**YOUR OBJECTIVE**
The following entries should be restated word for word, pictures excluded.

**GIVEN DATA**
☆ ☆ ☆ ☆ ☆

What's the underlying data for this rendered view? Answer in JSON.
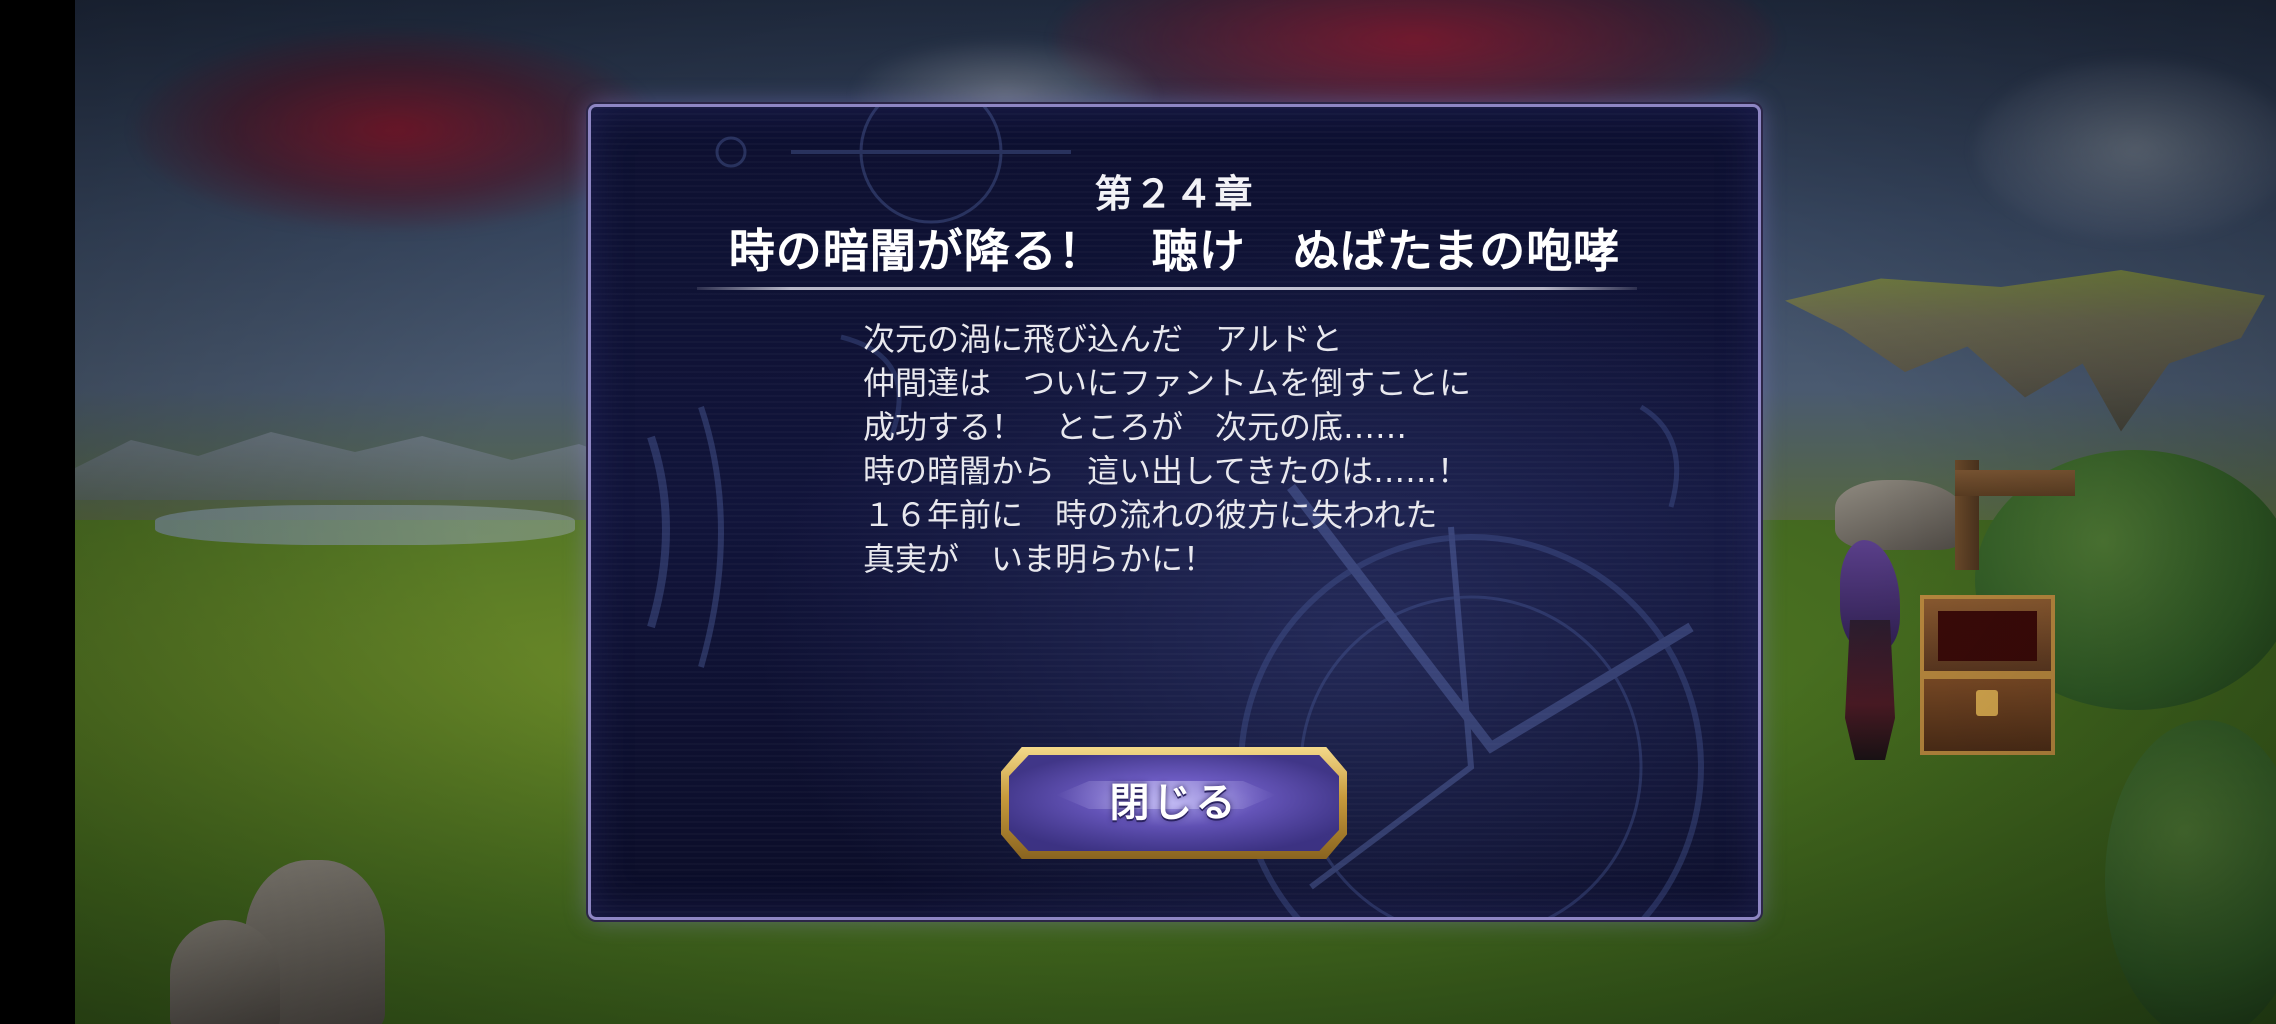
{
  "dialog": {
    "chapter": "第２４章",
    "title": "時の暗闇が降る！　聴け　ぬばたまの咆哮",
    "story_lines": [
      "次元の渦に飛び込んだ　アルドと",
      "仲間達は　ついにファントムを倒すことに",
      "成功する！　ところが　次元の底……",
      "時の暗闇から　這い出してきたのは……！",
      "１６年前に　時の流れの彼方に失われた",
      "真実が　いま明らかに！"
    ],
    "close_label": "閉じる"
  },
  "colors": {
    "dialog_border": "#8e86c4",
    "dialog_background": "#0d1030",
    "button_gold": "#c79a3c",
    "button_purple": "#6c5cc0"
  },
  "icons": {
    "chest": "treasure-chest-icon",
    "signpost": "signpost-icon"
  }
}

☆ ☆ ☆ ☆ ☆

**RESPONSE TO THE TASK**
What's the underlying data for this rendered view? Answer in JSON.
{
  "dialog": {
    "chapter": "第２４章",
    "title": "時の暗闇が降る！　聴け　ぬばたまの咆哮",
    "story_lines": [
      "次元の渦に飛び込んだ　アルドと",
      "仲間達は　ついにファントムを倒すことに",
      "成功する！　ところが　次元の底……",
      "時の暗闇から　這い出してきたのは……！",
      "１６年前に　時の流れの彼方に失われた",
      "真実が　いま明らかに！"
    ],
    "close_label": "閉じる"
  },
  "colors": {
    "dialog_border": "#8e86c4",
    "dialog_background": "#0d1030",
    "button_gold": "#c79a3c",
    "button_purple": "#6c5cc0"
  },
  "icons": {
    "chest": "treasure-chest-icon",
    "signpost": "signpost-icon"
  }
}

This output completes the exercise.